Stephen B. Oates is a master biographer. I had read his MLK biography several years ago and came away feeling well versed in this great figure. The same can be said for Oates' treatment of Lincoln. Like King, Lincoln has been mythologized beyond the point of recognition but Oates succinctly draws a portrait of Lincoln as the son of a poor family who in spite of his meager beginnings used his tenacity, intellect, and values to rise to the top of the Whig and Republican parties and ultimately to the presidency during a time of the country's greatest vulnerability. This is not a portrait of a marble statue but that of driven man who fought off depression, snobbish in-laws and easterners with his father's charm and high-pitched Kentucky drawl. Any future biographies of Lincoln will be compared favorably or unfavorably to this one.
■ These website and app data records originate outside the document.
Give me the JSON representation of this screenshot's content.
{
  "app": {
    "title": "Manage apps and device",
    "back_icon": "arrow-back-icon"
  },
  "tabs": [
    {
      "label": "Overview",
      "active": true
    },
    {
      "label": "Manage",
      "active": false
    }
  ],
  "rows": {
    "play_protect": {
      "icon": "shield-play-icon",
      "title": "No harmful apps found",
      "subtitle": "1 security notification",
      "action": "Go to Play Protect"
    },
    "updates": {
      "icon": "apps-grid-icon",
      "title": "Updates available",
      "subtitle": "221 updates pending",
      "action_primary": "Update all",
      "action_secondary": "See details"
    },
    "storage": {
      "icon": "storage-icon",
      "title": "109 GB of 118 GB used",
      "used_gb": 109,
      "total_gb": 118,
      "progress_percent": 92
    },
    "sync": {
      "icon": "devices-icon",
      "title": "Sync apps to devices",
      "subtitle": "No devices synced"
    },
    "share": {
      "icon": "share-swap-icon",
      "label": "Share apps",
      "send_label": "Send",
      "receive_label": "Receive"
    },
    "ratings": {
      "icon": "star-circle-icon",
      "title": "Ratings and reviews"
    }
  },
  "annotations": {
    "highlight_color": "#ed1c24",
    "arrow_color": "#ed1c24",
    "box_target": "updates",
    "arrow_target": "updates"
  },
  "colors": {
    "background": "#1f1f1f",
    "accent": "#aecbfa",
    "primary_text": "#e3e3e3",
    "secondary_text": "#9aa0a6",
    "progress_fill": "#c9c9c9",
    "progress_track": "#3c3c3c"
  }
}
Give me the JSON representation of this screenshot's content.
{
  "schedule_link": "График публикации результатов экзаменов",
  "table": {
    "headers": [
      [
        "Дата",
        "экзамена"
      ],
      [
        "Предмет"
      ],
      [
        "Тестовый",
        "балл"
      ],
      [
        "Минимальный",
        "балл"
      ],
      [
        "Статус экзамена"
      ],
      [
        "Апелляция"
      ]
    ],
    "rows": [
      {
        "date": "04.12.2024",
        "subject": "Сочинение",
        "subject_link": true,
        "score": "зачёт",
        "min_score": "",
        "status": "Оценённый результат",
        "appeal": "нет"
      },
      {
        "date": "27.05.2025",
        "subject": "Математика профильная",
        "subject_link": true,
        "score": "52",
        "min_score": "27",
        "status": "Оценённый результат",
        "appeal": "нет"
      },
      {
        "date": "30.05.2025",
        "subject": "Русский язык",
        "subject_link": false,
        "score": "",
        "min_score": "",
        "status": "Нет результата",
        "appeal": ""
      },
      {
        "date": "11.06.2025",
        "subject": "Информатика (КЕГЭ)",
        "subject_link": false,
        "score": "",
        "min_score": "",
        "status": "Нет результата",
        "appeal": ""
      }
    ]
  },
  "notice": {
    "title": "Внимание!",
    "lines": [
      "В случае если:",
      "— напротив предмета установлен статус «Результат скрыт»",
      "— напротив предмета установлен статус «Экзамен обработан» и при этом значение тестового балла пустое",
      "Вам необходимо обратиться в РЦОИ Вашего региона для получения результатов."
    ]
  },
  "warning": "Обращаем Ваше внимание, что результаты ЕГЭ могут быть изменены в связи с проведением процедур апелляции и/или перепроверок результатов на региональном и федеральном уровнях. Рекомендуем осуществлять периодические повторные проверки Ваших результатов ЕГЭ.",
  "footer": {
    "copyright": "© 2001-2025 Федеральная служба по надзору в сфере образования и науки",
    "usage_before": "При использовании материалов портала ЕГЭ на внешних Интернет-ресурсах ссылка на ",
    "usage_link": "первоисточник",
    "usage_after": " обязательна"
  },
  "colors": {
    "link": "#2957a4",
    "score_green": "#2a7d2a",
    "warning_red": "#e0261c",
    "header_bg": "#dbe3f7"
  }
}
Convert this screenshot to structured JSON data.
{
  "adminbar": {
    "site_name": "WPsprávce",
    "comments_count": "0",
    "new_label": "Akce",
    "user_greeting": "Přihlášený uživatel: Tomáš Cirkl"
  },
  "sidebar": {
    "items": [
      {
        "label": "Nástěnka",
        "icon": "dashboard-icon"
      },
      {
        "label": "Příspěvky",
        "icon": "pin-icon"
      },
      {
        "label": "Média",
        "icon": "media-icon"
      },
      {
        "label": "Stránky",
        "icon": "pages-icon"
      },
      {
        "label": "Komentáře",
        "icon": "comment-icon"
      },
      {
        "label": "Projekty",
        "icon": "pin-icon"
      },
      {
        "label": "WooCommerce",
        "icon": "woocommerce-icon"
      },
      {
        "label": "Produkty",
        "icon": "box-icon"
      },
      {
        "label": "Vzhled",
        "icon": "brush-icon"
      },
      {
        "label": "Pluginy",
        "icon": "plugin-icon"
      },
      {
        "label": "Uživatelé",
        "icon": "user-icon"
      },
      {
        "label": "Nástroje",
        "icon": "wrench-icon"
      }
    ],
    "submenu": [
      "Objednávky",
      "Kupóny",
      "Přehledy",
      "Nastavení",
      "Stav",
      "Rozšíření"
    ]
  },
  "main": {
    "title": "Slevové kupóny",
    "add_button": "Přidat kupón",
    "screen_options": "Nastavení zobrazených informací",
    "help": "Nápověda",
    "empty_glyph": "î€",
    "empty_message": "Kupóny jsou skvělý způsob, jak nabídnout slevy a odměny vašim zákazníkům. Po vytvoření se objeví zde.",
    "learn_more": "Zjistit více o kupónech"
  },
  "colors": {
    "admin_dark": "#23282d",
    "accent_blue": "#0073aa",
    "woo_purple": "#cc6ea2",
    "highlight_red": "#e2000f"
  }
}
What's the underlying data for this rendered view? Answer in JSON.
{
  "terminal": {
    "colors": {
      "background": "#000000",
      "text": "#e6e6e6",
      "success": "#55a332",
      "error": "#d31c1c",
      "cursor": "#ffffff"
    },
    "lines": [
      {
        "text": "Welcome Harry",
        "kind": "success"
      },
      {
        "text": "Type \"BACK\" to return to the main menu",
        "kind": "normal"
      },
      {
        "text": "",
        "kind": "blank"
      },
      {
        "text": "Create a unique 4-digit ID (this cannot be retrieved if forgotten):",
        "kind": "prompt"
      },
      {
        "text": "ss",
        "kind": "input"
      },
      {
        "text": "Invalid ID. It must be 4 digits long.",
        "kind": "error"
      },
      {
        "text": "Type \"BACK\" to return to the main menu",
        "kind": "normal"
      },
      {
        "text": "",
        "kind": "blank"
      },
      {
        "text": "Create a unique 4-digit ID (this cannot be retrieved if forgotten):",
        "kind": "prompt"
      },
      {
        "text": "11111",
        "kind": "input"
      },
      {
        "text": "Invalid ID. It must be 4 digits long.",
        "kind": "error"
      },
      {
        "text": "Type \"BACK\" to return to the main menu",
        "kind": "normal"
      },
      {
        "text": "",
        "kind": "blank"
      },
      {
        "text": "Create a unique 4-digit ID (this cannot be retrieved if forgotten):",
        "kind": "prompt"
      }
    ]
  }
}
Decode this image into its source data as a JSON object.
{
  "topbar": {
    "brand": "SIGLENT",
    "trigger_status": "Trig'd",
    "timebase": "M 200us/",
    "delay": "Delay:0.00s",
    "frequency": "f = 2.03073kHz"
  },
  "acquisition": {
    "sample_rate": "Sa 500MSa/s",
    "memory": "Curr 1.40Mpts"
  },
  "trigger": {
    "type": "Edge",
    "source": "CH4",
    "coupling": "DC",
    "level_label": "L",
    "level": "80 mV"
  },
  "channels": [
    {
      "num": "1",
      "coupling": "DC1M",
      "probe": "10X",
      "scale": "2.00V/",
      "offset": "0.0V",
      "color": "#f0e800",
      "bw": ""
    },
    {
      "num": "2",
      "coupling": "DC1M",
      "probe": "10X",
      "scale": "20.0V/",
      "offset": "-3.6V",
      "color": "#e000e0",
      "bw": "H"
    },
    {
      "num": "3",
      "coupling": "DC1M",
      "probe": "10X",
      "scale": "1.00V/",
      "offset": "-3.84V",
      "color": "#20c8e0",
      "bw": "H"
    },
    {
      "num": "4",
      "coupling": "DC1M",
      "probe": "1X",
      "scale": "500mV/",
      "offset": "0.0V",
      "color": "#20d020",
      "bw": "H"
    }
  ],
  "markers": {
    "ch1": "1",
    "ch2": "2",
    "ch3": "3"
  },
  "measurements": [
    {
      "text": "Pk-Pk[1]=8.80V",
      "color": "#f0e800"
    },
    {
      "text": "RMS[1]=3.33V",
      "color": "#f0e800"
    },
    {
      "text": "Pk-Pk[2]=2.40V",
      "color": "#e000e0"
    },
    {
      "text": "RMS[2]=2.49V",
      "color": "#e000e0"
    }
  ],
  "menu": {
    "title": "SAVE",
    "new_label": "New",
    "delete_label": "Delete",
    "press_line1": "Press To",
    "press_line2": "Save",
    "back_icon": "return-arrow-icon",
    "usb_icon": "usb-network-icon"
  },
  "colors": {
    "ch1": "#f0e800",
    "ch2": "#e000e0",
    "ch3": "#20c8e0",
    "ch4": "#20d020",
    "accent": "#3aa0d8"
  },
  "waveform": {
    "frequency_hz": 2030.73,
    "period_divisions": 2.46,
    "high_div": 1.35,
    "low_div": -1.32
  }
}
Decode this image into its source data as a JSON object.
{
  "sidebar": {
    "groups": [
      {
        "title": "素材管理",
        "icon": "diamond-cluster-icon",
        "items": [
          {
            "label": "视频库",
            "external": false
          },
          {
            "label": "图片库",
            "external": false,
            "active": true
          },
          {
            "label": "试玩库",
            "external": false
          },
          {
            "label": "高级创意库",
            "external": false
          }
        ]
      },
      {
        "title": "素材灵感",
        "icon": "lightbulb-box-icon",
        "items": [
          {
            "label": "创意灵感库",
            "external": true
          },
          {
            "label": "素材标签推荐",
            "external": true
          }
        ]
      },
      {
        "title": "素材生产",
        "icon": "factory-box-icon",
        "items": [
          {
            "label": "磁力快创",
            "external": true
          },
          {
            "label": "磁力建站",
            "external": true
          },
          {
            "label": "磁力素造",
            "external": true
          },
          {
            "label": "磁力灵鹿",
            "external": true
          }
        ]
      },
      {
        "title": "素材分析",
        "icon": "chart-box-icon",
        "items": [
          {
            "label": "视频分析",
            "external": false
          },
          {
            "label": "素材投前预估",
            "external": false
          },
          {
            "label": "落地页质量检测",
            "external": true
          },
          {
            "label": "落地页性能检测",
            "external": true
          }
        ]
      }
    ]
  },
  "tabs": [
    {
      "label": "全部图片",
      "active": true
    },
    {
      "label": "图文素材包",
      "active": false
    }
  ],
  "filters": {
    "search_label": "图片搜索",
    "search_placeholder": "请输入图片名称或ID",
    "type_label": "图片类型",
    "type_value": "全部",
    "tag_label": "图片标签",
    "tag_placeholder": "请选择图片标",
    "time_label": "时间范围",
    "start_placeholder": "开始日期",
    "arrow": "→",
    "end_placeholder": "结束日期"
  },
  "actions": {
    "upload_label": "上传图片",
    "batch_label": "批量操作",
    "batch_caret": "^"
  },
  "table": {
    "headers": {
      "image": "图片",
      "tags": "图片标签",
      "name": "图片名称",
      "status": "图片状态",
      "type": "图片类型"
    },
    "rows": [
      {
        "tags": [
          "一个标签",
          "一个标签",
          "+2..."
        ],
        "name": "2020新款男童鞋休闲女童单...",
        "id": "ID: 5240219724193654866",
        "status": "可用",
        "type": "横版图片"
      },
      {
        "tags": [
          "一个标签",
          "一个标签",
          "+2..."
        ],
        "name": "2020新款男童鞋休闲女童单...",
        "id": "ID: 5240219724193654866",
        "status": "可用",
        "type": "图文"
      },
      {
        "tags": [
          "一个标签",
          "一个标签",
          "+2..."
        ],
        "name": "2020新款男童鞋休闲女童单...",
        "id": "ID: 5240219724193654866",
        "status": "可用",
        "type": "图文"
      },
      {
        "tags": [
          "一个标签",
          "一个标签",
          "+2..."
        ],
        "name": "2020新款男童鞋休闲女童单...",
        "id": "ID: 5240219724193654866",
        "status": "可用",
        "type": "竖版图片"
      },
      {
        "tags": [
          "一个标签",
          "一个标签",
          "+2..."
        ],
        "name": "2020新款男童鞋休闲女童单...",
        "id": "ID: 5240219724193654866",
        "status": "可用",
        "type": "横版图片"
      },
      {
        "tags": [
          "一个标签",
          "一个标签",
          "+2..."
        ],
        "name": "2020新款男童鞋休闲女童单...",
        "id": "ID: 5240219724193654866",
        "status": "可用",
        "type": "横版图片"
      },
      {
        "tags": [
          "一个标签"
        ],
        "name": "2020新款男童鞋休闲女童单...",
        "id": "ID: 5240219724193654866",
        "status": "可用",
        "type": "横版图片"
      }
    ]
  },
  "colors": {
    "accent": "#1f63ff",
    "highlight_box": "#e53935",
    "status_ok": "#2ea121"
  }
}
here is Lincoln in his bitter struggle to rise from poverty to self-made sucess in buisness and law. Lincoln the politician,who survived crushing defeat and disappointment: Lincoln the husband and father, who came to know tender love and shattering loss; Lincoln, the president,who despised slavery yet hesitated to split the Union;Lincoln, the leader who had to learn to manipulate men,command armies,and take responsibiity for the fates of millions. Lincoln, the extraordinarily complex human being,at once witty and melancholy, determined yet fatalistic, full of life yet obsessed with death, astutely pragmatic yet staunchly idealistic.Here is Lincoln as he really was and now as we come to know him for the first time. Lincoln the man not the myth.